Instead, they determined that the fruit’s color comes from a phenomenon known as structural coloration, the same mechanism that supports the color of peacock tailfeathers (which are actually pigmented brown) and blue Morpho butterfly wings. While structural coloration is well-known in animals, it has barely ever been documented in plants. Smithsonian describes how it works:
“The vast majority of colors in the biological world are produced by pigments—compounds produced by a living organism that selectively absorb certain wavelengths of light, so that they appear to be the color of whichever wavelengths they reflect. For example, most plants are green because of the pigment chlorophyll, used in photosynthesis, which absorbs most wavelengths of visible light except green, reflecting that color into our eyes. As a consequence, plant colors created by pigmentation appear to be the exact same hue no matter which angle we view them from, and the color degrades when the plant dies.
P. condensata, however, produces its vibrant blue via tiny, nanoscale-size cellulose strands that are stacked inside its skin. These strands are arranged in layers of twisting, arced helix shapes, which interact with each other to scatter light and produce the fruit’s deep blue coloration.”
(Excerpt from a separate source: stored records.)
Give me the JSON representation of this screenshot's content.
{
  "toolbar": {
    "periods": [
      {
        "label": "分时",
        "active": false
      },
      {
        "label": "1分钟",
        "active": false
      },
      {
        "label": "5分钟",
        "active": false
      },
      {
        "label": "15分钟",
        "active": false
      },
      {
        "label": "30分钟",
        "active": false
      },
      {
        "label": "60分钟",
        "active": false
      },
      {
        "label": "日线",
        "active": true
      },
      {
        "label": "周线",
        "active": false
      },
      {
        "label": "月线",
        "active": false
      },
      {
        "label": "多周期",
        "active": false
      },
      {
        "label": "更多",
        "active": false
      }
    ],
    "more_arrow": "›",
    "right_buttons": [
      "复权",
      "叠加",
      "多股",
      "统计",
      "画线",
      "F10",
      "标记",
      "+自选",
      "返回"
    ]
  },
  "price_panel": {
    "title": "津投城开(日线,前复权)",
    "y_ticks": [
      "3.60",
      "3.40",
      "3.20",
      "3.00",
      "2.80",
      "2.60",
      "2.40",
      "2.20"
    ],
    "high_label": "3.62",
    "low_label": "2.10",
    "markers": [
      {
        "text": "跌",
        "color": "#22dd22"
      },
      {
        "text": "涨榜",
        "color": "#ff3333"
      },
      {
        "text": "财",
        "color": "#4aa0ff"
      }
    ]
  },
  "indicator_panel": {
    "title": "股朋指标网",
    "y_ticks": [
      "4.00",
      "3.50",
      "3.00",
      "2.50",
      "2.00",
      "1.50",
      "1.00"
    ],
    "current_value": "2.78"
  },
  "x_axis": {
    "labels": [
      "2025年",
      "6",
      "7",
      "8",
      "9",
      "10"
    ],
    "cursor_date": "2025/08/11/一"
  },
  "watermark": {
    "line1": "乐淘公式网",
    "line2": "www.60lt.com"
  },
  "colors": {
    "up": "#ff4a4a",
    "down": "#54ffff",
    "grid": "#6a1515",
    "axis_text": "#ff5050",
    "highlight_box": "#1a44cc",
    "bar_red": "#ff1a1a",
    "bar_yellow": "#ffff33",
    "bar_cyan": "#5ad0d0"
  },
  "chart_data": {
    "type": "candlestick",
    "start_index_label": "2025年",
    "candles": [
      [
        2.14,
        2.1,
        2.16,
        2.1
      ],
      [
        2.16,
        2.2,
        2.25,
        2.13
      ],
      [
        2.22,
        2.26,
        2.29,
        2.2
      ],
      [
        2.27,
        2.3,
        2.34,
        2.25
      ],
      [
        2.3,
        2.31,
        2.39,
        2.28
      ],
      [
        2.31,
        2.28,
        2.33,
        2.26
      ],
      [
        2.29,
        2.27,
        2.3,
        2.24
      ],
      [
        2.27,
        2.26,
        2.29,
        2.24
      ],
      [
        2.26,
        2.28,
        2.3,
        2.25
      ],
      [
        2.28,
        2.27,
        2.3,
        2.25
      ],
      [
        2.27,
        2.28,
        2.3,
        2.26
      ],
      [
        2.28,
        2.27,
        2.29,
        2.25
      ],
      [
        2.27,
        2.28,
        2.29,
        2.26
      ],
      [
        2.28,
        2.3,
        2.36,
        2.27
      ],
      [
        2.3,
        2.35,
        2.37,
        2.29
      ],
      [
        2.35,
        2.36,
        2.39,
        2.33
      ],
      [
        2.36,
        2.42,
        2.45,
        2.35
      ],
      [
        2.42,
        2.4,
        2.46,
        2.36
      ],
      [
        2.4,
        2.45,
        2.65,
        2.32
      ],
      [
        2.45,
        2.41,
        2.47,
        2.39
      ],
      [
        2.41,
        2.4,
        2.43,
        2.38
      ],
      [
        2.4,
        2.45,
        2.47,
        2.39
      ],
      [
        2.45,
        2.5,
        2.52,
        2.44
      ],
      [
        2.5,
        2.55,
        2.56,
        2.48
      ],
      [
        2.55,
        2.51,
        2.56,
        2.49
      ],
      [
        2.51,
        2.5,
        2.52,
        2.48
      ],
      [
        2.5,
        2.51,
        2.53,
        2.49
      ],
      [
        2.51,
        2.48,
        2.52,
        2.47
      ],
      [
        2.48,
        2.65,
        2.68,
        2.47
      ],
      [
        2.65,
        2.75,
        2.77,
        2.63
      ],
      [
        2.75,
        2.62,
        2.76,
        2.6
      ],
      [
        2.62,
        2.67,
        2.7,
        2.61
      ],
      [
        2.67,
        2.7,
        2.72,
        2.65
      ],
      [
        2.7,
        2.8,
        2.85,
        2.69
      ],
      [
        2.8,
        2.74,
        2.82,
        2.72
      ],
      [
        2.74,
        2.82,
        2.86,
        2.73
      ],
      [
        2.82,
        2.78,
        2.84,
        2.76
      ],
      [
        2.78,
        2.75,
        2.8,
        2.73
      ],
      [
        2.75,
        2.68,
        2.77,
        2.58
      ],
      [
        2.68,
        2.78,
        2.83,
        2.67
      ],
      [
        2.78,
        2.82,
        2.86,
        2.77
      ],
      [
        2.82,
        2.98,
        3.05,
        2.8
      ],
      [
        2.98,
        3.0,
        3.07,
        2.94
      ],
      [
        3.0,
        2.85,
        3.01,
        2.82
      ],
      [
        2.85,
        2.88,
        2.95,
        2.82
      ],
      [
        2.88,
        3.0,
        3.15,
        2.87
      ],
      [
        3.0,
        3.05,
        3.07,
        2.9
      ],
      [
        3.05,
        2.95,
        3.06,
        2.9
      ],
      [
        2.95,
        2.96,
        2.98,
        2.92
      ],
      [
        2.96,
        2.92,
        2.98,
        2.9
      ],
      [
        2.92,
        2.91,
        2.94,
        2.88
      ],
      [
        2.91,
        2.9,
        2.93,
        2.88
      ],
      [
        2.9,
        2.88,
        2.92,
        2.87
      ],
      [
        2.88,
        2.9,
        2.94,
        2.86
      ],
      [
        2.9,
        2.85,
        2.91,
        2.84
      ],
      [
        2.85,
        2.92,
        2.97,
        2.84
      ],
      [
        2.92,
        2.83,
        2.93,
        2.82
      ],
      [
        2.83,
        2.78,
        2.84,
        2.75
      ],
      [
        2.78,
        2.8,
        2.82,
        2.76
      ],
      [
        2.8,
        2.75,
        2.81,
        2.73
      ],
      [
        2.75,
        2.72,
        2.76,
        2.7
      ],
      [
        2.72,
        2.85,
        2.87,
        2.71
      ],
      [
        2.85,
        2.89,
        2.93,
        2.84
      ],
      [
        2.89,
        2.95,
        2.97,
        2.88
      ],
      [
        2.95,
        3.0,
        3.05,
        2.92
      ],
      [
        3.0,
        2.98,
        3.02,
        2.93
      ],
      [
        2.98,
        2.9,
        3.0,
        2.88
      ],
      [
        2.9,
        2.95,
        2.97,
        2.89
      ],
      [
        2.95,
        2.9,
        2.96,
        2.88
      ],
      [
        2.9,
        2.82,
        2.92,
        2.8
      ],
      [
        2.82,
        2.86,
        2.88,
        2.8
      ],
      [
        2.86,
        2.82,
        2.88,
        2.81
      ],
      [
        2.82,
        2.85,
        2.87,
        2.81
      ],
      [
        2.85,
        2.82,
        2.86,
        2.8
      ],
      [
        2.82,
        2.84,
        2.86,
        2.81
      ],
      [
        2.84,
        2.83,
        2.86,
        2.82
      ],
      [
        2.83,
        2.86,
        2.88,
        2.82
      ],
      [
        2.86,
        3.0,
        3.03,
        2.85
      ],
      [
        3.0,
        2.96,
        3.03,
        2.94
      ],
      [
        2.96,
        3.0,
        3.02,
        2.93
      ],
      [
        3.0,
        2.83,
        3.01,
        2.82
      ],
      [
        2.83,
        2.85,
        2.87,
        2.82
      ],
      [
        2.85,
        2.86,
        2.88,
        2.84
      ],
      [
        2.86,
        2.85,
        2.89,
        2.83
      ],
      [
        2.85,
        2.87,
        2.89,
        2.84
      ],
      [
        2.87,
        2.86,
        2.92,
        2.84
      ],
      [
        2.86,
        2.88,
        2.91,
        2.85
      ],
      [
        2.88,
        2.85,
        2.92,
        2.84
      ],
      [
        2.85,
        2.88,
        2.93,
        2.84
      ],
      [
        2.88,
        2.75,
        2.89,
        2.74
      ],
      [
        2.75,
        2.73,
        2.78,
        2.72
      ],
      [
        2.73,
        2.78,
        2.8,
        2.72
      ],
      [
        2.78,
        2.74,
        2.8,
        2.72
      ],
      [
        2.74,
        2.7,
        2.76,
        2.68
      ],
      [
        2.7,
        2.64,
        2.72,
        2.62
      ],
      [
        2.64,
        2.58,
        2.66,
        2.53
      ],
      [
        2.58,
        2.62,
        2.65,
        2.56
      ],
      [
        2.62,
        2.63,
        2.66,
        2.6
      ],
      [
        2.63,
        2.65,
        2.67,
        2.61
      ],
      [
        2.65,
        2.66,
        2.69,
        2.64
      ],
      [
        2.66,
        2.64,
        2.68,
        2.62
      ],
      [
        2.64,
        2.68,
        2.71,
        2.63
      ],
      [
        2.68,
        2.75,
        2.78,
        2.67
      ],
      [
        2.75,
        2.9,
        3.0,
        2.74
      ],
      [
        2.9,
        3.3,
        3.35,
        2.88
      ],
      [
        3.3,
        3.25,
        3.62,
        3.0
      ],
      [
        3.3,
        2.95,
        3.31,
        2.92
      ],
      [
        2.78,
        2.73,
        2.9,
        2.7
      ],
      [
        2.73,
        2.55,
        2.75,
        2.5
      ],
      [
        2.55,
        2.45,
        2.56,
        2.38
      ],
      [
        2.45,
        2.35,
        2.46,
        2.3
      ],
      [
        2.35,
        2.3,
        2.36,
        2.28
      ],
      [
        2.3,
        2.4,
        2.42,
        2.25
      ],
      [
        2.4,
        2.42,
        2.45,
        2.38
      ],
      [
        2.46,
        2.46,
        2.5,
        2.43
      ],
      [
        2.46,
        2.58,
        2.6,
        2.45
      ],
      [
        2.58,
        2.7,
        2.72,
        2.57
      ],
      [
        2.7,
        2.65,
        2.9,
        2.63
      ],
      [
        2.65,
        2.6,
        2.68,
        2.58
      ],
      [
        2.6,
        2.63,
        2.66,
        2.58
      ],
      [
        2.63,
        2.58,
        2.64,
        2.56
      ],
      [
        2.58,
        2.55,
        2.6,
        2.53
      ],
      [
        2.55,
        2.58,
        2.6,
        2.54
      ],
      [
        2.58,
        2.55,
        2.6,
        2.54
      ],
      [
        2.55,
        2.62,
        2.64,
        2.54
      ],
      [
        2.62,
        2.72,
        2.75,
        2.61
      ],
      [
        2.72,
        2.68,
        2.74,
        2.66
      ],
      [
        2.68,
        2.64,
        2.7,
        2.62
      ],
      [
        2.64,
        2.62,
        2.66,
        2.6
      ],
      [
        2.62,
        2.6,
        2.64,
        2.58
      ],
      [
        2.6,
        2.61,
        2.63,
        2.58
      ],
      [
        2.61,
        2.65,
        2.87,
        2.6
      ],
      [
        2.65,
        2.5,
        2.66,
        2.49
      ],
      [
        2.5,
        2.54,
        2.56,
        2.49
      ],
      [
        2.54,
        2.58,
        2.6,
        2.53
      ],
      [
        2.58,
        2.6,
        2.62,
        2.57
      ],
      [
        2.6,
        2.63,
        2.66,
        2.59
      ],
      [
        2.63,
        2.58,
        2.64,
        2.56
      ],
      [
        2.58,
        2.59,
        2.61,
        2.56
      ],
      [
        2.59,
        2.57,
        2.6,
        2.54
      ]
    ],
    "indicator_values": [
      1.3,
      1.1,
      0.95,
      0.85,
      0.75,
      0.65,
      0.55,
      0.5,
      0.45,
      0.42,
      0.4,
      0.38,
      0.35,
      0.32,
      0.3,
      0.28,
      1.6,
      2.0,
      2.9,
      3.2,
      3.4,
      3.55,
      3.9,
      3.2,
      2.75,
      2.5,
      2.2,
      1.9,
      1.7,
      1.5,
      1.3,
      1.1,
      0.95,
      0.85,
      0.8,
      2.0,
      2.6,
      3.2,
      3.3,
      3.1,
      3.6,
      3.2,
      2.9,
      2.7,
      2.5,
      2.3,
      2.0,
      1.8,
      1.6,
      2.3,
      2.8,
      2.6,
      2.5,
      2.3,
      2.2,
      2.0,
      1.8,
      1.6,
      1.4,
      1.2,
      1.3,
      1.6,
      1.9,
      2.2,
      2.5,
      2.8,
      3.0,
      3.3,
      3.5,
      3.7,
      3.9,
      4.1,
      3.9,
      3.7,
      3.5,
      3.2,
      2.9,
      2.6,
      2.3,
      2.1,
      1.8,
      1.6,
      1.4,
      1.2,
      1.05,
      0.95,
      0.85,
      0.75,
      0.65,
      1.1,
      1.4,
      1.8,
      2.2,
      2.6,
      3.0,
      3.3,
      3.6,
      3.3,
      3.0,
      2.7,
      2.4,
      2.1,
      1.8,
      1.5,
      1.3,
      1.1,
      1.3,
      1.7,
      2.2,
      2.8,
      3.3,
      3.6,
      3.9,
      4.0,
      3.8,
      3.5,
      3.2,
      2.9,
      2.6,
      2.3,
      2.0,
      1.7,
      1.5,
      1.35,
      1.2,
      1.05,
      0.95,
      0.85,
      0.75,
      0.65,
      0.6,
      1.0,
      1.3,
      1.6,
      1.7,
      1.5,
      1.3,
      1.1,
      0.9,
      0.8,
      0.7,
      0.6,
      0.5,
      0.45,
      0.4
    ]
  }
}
The researchers found that P. condensata‘s tissues are more intense in color than any other biological tissue that has yet been studied. They reflect 30 percent of the light that hits them, similar to a silver mirror. The stacked nanoscale fiber construction lends the berries an additional color quirk: the individual skin cells appear to change color, depending on what angle you’re looking at them from, as the light hits the surface in many different ways.
Click through to see two more photos of this awe-inspiring plant!
A bunch of fresh berries, growing wild:
Photo Credit: PNAS
The amazing nanoscale structures of the plant, as seen through an electron microscope:
Photo Credit: PNAS